Flexible GnRH Antagonist vs Flare up GnRH Agonist Protocol in Poor Responders

This study has been completed.
Sponsor:
Information provided by:
Eugonia
ClinicalTrials.gov Identifier:
NCT00417066
First received: December 22, 2006
Last updated: December 13, 2013
Last verified: January 2009
  Purpose

The purpose of this study is to compare ovulation induction using a flexible GnRH antagonist protocol and flare up GnRH agonist protocol in IVF patients with poor response to ovarian stimulation. Our hypothesis is that the antagonist protocol provides better IVF outcomes compared to the flare up protocol in this group of patients.


Condition Intervention Phase
Infertility
Premature Ovarian Failure
Drug: Ganirelix 0.25mg (Orgalutran, Organon, The Netherlands)
Drug: Arvekap 0.1mg (Triptorelin, Ipsen, France)
Phase 4

Study Type: Interventional
Study Design: Allocation: Randomized
Endpoint Classification: Efficacy Study
Intervention Model: Parallel Assignment
Masking: Open Label
Primary Purpose: Treatment
Official Title: The Flexible GnRH Antagonist Protocol Provides Better Results (IVF Outcomes) Than Flare up GnRH Agonist Protocol in Poor Responders

Resource links provided by NLM:


Further study details as provided by Eugonia:

Primary Outcome Measures:
  • Ongoing pregnancy rate per embryo transfer

Secondary Outcome Measures:
  • Duration of ovarian stimulation, total rFSH used, estradiol, LH and progesterone concentration on hCG day.
  • Number of mature oocytes retrieved.
  • Number of fertilised oocytes.

Estimated Enrollment: 270
Study Start Date: September 2003
Study Completion Date: July 2006
Detailed Description:

Poor responders are women who fail to respond effectively to the usual gonadotropin stimulation protocol applied in an IVF cycle.
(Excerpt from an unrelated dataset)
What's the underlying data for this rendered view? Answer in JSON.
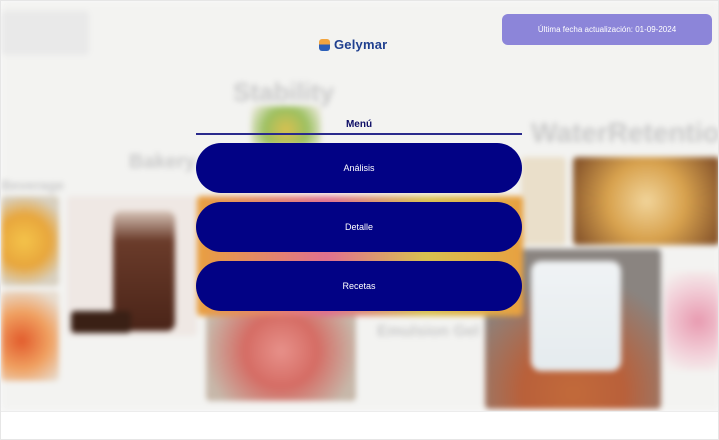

It seems that a diminished ovarian reserve is the principal factor of poor ovarian response. Several strategies have been proposed for the management of poor responders, including flare up GnRH agonist regimens and the GnRH antagonist, which presents a new hope in this group of patients.

Comparisons: Poor responder patients (see inclusion criteria) commencing an IVF treatment cyle will receive ovarian stimulation treatment either using a GnRH antagonist (Ganirelix) or flare up agonist (Arvekap) protocol. Primary outcomes compared will be ongoing pregnancy rates in the two treatment groups.

  Eligibility

Ages Eligible for Study:   18 Years to 50 Years
Genders Eligible for Study:   Female
Accepts Healthy Volunteers:   Yes
Criteria

Inclusion Criteria:

  • regular menstrual cycle
  • 1 or more failed IVF attempts with poor response
  • 5 or fewer oocytes retrieved
  • FSH>12 IU/l on day 3

Exclusion Criteria:

  • PCOS
  • Normal responders
  Contacts and Locations
Choosing to participate in a study is an important personal decision. Talk with your doctor and family members or friends about deciding to join a study. To learn more about this study, you or your doctor may contact the study research staff using the Contacts provided below. For general information, see Learn About Clinical Studies.

Please refer to this study by its ClinicalTrials.gov identifier: NCT00417066

Locations
Greece
Eugonia
Athens, Greece, 11528
Sponsors and Collaborators
Eugonia
Investigators
Study Director: Tryfon Lainas, PhD Eugonia
  More Information

Publications:
Additional publications automatically indexed to this study by ClinicalTrials.gov Identifier (NCT Number):
ClinicalTrials.gov Identifier: NCT00417066     History of Changes
Other Study ID Numbers: poor responders
Study First Received: December 22, 2006
Last Updated: December 13, 2013
Health Authority: Greece: National Organization of Medicines

Keywords provided by Eugonia:
poor responders
GnRH antagonist
GnRH agonist
flare up
short protocol

Additional relevant MeSH terms:
Infertility
Menopause, Premature
Primary Ovarian Insufficiency
Genital Diseases, Male
Genital Diseases, Female
Ovarian Diseases
Adnexal Diseases
Gonadal Disorders
Endocrine System Diseases
Deslorelin
Enzyme Inhibitors
Molecular Mechanisms of Pharmacological Action
Pharmacologic Actions

ClinicalTrials.gov processed this record on September 18, 2014